Data entries:
+===+

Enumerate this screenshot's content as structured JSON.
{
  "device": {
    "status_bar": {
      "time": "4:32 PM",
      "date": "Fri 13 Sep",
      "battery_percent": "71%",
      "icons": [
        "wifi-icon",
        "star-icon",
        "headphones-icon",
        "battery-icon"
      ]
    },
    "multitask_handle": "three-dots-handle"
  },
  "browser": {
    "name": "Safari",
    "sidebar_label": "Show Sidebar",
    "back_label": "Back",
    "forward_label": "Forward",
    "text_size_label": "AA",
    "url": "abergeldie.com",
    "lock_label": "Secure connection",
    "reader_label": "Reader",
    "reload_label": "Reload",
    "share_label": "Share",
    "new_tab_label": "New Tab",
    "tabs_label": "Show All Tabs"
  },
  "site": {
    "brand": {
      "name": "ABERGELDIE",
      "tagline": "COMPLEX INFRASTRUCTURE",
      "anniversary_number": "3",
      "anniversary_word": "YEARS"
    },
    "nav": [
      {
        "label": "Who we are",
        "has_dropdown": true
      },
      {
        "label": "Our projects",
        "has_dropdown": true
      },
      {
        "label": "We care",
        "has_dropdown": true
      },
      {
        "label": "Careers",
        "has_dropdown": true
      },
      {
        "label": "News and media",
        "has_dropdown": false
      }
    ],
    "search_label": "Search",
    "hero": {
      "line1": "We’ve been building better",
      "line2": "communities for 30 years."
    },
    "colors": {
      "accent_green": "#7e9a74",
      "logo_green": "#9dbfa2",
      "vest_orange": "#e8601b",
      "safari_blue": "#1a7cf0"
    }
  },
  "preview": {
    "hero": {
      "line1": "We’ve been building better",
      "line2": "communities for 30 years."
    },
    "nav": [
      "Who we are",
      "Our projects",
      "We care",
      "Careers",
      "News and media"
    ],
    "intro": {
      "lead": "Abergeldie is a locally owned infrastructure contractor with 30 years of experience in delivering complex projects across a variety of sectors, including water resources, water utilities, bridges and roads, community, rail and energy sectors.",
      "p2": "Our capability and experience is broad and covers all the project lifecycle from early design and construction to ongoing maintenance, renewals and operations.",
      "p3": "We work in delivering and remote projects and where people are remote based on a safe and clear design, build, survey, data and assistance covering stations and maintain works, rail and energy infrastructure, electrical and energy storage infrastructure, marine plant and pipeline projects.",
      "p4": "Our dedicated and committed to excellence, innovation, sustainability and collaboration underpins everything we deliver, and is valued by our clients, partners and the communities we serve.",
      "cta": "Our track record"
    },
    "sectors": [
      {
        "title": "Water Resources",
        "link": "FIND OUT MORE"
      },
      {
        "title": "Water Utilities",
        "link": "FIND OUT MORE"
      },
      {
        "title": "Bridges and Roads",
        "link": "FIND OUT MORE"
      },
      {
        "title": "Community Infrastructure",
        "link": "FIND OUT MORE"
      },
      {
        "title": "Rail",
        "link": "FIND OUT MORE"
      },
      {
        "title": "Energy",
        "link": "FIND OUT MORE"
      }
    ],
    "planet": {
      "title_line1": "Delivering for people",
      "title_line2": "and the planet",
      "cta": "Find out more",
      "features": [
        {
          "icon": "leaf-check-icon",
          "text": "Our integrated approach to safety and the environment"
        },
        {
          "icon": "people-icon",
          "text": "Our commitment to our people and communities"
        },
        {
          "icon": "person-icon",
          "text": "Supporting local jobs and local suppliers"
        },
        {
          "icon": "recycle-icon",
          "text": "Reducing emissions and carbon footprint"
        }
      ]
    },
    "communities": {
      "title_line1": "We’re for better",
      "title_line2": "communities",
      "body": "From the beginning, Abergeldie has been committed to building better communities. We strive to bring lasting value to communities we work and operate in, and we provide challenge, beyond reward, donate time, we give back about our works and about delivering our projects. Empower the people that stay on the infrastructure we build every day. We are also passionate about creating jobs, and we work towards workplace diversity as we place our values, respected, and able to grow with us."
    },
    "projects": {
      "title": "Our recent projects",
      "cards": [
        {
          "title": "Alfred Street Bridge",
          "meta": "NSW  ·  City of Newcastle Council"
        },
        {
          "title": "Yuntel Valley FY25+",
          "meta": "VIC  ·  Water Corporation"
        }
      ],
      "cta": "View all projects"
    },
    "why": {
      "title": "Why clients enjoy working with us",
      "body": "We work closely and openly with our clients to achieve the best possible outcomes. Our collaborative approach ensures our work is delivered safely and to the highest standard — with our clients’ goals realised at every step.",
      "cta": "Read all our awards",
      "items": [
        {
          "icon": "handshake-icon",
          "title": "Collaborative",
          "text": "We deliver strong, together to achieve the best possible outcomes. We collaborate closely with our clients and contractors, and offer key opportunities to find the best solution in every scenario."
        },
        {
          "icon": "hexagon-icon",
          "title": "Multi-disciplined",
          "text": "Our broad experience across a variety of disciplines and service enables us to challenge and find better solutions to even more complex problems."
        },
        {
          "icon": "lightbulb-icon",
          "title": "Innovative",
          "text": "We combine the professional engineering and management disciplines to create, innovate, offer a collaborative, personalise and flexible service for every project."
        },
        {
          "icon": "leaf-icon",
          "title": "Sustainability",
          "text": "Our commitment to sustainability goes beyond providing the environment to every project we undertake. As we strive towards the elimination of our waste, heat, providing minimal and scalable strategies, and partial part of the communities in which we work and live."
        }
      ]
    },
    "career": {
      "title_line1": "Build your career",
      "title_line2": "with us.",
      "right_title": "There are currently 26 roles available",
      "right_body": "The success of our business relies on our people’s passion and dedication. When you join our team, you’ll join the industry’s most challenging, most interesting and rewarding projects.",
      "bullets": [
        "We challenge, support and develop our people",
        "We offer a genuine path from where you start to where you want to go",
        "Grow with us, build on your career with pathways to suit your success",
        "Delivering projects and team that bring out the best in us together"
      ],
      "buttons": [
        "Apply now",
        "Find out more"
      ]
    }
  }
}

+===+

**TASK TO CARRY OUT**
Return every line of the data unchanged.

**OUTPUT**
Enumerate this screenshot's content as structured JSON.
{
  "device": {
    "status_bar": {
      "time": "4:32 PM",
      "date": "Fri 13 Sep",
      "battery_percent": "71%",
      "icons": [
        "wifi-icon",
        "star-icon",
        "headphones-icon",
        "battery-icon"
      ]
    },
    "multitask_handle": "three-dots-handle"
  },
  "browser": {
    "name": "Safari",
    "sidebar_label": "Show Sidebar",
    "back_label": "Back",
    "forward_label": "Forward",
    "text_size_label": "AA",
    "url": "abergeldie.com",
    "lock_label": "Secure connection",
    "reader_label": "Reader",
    "reload_label": "Reload",
    "share_label": "Share",
    "new_tab_label": "New Tab",
    "tabs_label": "Show All Tabs"
  },
  "site": {
    "brand": {
      "name": "ABERGELDIE",
      "tagline": "COMPLEX INFRASTRUCTURE",
      "anniversary_number": "3",
      "anniversary_word": "YEARS"
    },
    "nav": [
      {
        "label": "Who we are",
        "has_dropdown": true
      },
      {
        "label": "Our projects",
        "has_dropdown": true
      },
      {
        "label": "We care",
        "has_dropdown": true
      },
      {
        "label": "Careers",
        "has_dropdown": true
      },
      {
        "label": "News and media",
        "has_dropdown": false
      }
    ],
    "search_label": "Search",
    "hero": {
      "line1": "We’ve been building better",
      "line2": "communities for 30 years."
    },
    "colors": {
      "accent_green": "#7e9a74",
      "logo_green": "#9dbfa2",
      "vest_orange": "#e8601b",
      "safari_blue": "#1a7cf0"
    }
  },
  "preview": {
    "hero": {
      "line1": "We’ve been building better",
      "line2": "communities for 30 years."
    },
    "nav": [
      "Who we are",
      "Our projects",
      "We care",
      "Careers",
      "News and media"
    ],
    "intro": {
      "lead": "Abergeldie is a locally owned infrastructure contractor with 30 years of experience in delivering complex projects across a variety of sectors, including water resources, water utilities, bridges and roads, community, rail and energy sectors.",
      "p2": "Our capability and experience is broad and covers all the project lifecycle from early design and construction to ongoing maintenance, renewals and operations.",
      "p3": "We work in delivering and remote projects and where people are remote based on a safe and clear design, build, survey, data and assistance covering stations and maintain works, rail and energy infrastructure, electrical and energy storage infrastructure, marine plant and pipeline projects.",
      "p4": "Our dedicated and committed to excellence, innovation, sustainability and collaboration underpins everything we deliver, and is valued by our clients, partners and the communities we serve.",
      "cta": "Our track record"
    },
    "sectors": [
      {
        "title": "Water Resources",
        "link": "FIND OUT MORE"
      },
      {
        "title": "Water Utilities",
        "link": "FIND OUT MORE"
      },
      {
        "title": "Bridges and Roads",
        "link": "FIND OUT MORE"
      },
      {
        "title": "Community Infrastructure",
        "link": "FIND OUT MORE"
      },
      {
        "title": "Rail",
        "link": "FIND OUT MORE"
      },
      {
        "title": "Energy",
        "link": "FIND OUT MORE"
      }
    ],
    "planet": {
      "title_line1": "Delivering for people",
      "title_line2": "and the planet",
      "cta": "Find out more",
      "features": [
        {
          "icon": "leaf-check-icon",
          "text": "Our integrated approach to safety and the environment"
        },
        {
          "icon": "people-icon",
          "text": "Our commitment to our people and communities"
        },
        {
          "icon": "person-icon",
          "text": "Supporting local jobs and local suppliers"
        },
        {
          "icon": "recycle-icon",
          "text": "Reducing emissions and carbon footprint"
        }
      ]
    },
    "communities": {
      "title_line1": "We’re for better",
      "title_line2": "communities",
      "body": "From the beginning, Abergeldie has been committed to building better communities. We strive to bring lasting value to communities we work and operate in, and we provide challenge, beyond reward, donate time, we give back about our works and about delivering our projects. Empower the people that stay on the infrastructure we build every day. We are also passionate about creating jobs, and we work towards workplace diversity as we place our values, respected, and able to grow with us."
    },
    "projects": {
      "title": "Our recent projects",
      "cards": [
        {
          "title": "Alfred Street Bridge",
          "meta": "NSW  ·  City of Newcastle Council"
        },
        {
          "title": "Yuntel Valley FY25+",
          "meta": "VIC  ·  Water Corporation"
        }
      ],
      "cta": "View all projects"
    },
    "why": {
      "title": "Why clients enjoy working with us",
      "body": "We work closely and openly with our clients to achieve the best possible outcomes. Our collaborative approach ensures our work is delivered safely and to the highest standard — with our clients’ goals realised at every step.",
      "cta": "Read all our awards",
      "items": [
        {
          "icon": "handshake-icon",
          "title": "Collaborative",
          "text": "We deliver strong, together to achieve the best possible outcomes. We collaborate closely with our clients and contractors, and offer key opportunities to find the best solution in every scenario."
        },
        {
          "icon": "hexagon-icon",
          "title": "Multi-disciplined",
          "text": "Our broad experience across a variety of disciplines and service enables us to challenge and find better solutions to even more complex problems."
        },
        {
          "icon": "lightbulb-icon",
          "title": "Innovative",
          "text": "We combine the professional engineering and management disciplines to create, innovate, offer a collaborative, personalise and flexible service for every project."
        },
        {
          "icon": "leaf-icon",
          "title": "Sustainability",
          "text": "Our commitment to sustainability goes beyond providing the environment to every project we undertake. As we strive towards the elimination of our waste, heat, providing minimal and scalable strategies, and partial part of the communities in which we work and live."
        }
      ]
    },
    "career": {
      "title_line1": "Build your career",
      "title_line2": "with us.",
      "right_title": "There are currently 26 roles available",
      "right_body": "The success of our business relies on our people’s passion and dedication. When you join our team, you’ll join the industry’s most challenging, most interesting and rewarding projects.",
      "bullets": [
        "We challenge, support and develop our people",
        "We offer a genuine path from where you start to where you want to go",
        "Grow with us, build on your career with pathways to suit your success",
        "Delivering projects and team that bring out the best in us together"
      ],
      "buttons": [
        "Apply now",
        "Find out more"
      ]
    }
  }
}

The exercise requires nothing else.